I was running around frantically and I saw this client with a baboon hanging off his neck. I thought I was hallucinating from exhaustion. I continued with my consultations and when I finished, I asked the staff:
Was I dreaming or did I see a man with a baboon?
They all giggled and explained I wasn’t dreaming and they had to refuse seeing the baboon as he was illegally obtained and an occupational and health safety issue.
I was getting booked local Arabic speaking clients. I haven’t been practicing using the Arabic language for over 10 years and so I was quite rusty. It was also rather challenging deciphering the different accents. Arabic language can vary immensely from country to country just like the Aussie accent differs to the Irish and American one. Fortunately, many of them were also happy to communicate in English with me.
I had just finished vaccinating a gorgeous Russian blue kitten and booked her in for desexing when her owner asked me:
‘Are you happy to do a house-call to examine my cheetah?’.
I was baffled and said: ‘I will have to get back to you on this one.’ I discovered I only could if the cheetah had legal documents confirming it is registered with the international wildlife organisation. The owner informed me that she was registered and I was meant to go to his premises to examine her but didn’t get a chance. Bummer—
The client that gave me the biggest grief with the management of his pet was an AUSSIE. His dog had eaten 10 kg of cake mix and was vomiting and quite ill and he brought it into the clinic after 5 days of being so unwell! Mind you, that was even after I had spoken to him over the phone insisting he bring his dog straight in!!!Pretty ironic isn’t it?!?
I was faced with a very interesting case. A four month old kitten presented to me for being off her food and vomiting. Her owners were flustered that she appeared pregnant as they thought she was too young to even get into season. They were mortified as they realized they were at fault as they had looked after after a big male entire cat only a few weeks back. We did full blood work and ultrasound. Her kittens were alive and healthy and her bloods were normal. We started her on iv fluids and kept her in hospital until she was eating. We sent her home and she came back after 2 days as she was still off her food and straining to defecate. Further workup (xrays & repeat ultrasound) showed she was constipated and her pelvis was too narrow for her to have these kittens.
We had to recommend termination of her pregnancy.
We proceeded with the surgery and I discovered she had a ruptured uterus and her kittens were still alive and freely floating in her abdomen. I removed her uterus and sadly had to euthanasia the immature kittens. Thankfully, Yasmin has made a full recovery! My veterinary colleagues and I had never seen a ruptured uterus in mid gestation in a cat.
Yasmin looking very grumpy prior to her surgery
Euthanasia can always be a very delicate subject in pets. However, it was even more sensitive in Qatar because of religious views. Even if the animal was suffering and in the process of dieing, some clients refused our intervention and preferred their pet die naturally.
I simply had to respect their wishes even though I didn’t support their views by any means.
In the very few free moments I had at this busy clinic, I absolutely enjoyed hanging out with two parrots that were boarding at the clinic.

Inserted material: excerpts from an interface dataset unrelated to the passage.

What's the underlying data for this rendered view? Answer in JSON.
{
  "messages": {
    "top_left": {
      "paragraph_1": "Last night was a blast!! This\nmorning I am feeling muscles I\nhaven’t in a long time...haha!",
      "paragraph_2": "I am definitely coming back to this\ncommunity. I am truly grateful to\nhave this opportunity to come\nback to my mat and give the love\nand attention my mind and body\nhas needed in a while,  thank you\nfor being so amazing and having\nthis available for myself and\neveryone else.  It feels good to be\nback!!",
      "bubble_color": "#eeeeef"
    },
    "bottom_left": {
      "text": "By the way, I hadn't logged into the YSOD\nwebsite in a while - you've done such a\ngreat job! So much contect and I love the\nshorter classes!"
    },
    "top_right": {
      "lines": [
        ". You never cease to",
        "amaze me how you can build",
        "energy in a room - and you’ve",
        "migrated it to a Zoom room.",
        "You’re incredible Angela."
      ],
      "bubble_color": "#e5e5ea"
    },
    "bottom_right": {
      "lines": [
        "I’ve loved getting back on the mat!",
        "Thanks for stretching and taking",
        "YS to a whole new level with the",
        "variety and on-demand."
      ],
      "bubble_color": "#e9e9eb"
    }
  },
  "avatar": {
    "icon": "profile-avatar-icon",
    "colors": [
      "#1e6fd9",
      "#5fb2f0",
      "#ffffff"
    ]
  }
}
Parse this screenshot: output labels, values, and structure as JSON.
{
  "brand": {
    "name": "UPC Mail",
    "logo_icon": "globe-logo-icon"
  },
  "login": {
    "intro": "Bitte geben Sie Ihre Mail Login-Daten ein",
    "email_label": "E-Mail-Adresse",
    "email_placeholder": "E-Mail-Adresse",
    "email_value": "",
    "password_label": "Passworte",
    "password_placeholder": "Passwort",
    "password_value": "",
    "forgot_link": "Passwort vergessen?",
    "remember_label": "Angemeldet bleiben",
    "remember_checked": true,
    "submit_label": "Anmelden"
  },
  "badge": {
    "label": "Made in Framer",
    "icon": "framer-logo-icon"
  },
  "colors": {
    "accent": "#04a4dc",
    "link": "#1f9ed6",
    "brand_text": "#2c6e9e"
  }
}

Say hi to SUNSHINE & OLI
Last but not least, I was very lucky to be granted permission to enter the Falcon Veterinary Hospital. I was given a tour by Dr. Amrita, one of the practicing veterinarians there. This is one of the most exquisite and best equipped veterinary hospitals I have ever seen or fathomed to exist!
It was only created to treat FALCONS and is so well set up.
Falcons are fully worked up: xrays, endoscopes, blood & faecal testing, beak & claw reshaping & trimming, feather replacement for hunting season, microbiology & virology laboratory & so forth. They even had a gene coding machine; something many human hospitals don’t even have!
Enjoy the photos of all the lovely patients I met in Qatar. So fellow bloggers, I’m back so get ready to read my regular and weekly blogs.